Just days ago, it had sounded like this plan had faltered when the Taliban refused to agree to a cease-fire before starting talks. These are no small fish, either; some are prominent detainees considered “high-risk.” It is less clear from this report whether their release would be part of a quid-pro-quo exchange of actions for actions, or closer to earlier reports that spoke of nebulous “confidence building” measures and appeared to offer U.S. actions in exchange for pledges from the Taliban.
“US confirms possible release of Taliban from Gitmo,” by Ann Gearan and Kimberly Dozier for the Associated Press, January 31:
WASHINGTON (AP) — U.S. intelligence officials acknowledged Tuesday that the United States may release several Afghan Taliban prisoners from the military prison at Guantanamo Bay, Cuba, as an incentive to bring the Taliban to peace talks.
Meanwhile, Afghan officials told The Associated Press that a plan to give Afghanistan a form of legal custody over the men if they are released satisfied their earlier objection to sending the prisoners to a third country.
Director of National Intelligence Jim Clapper told Congress Tuesday that no decision had been made on whether to trade the five Taliban prisoners, now held at Guantanamo Bay as part of nascent peace talks with the Taliban. He and CIA Director David Petraeus did not dispute that the Obama administration is considering

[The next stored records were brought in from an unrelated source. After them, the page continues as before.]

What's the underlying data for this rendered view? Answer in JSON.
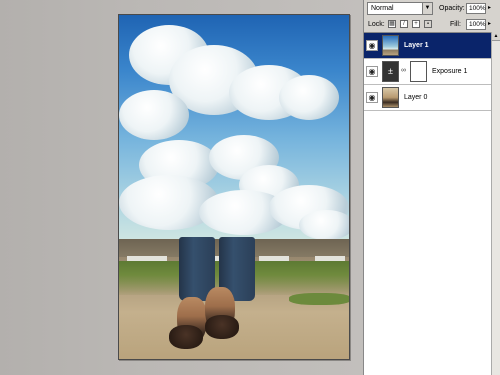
{
  "layers_panel": {
    "blend_mode": "Normal",
    "opacity_label": "Opacity:",
    "opacity_value": "100%",
    "lock_label": "Lock:",
    "fill_label": "Fill:",
    "fill_value": "100%",
    "layers": [
      {
        "name": "Layer 1",
        "selected": true
      },
      {
        "name": "Exposure 1",
        "selected": false
      },
      {
        "name": "Layer 0",
        "selected": false
      }
    ]
  },
  "icons": {
    "visibility": "eye-icon",
    "dropdown": "chevron-down-icon",
    "lock_transparency": "checker-icon",
    "lock_image": "brush-icon",
    "lock_position": "move-icon",
    "lock_all": "lock-icon",
    "adjustment": "plus-minus-icon",
    "chain": "chain-icon"
  },
  "colors": {
    "selection": "#0a246a",
    "panel_bg": "#d6d3ce",
    "workspace_bg": "#b8b4b0"
  }
}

transferring the five to a third country.
U.S. officials and others had previously spoken only vaguely, and usually anonymously, about the proposal to send the prisoners to Qatar, a Persian Gulf country that has asserted a central role in framing talks that might end the 10-year war in Afghanistan. The lead U.S. negotiator trying to coax the Taliban into talks had also publicly acknowledged the possibility of a release, but said there was no final decision.
The prisoners proposed for transfer include some of the detainees brought to Guantanamo during the initial days and weeks of the U.S. invasion that toppled the Taliban government in Afghanistan in 2001. At least one has been accused in the massacre of thousands of Shiite Muslims in Afghanistan, according to U.S. and other assessments, but none are accused of directly killing Americans.
“I don’t think anybody harbors any illusions about it, but I think the position is to at least explore the potential for negotiating with them as a part of this overall resolution of the situation in Afghanistan,” Clapper said during a Senate Intelligence Committee hearing.
The Obama administration has recently embraced the possibility of negotiation with the Taliban much more openly, saying that although they remain cautious they are also encouraged that the militants may be ready to bargain. Peace talks, if they come to pass, would include the elected Afghan government and, at least at the outset, representatives of the U.S. government. With nearly 100,000 troops in Afghanistan and a war and development budget in the billions of dollars, the U.S. remains the largest power broker in Afghanistan.
Afghan President Hamid Karzai supports a prisoner release as a means to build confidence among the Taliban militants that talks are worthwhile, but he had balked at the U.S.-backed plan to send them to Qatar instead of home to Afghanistan. That plan appeared to undercut his authority and offend Afghan sovereignty, Afghan officials said. Karzai yanked his ambassador from Qatar, saying Qatar had not kept him properly informed….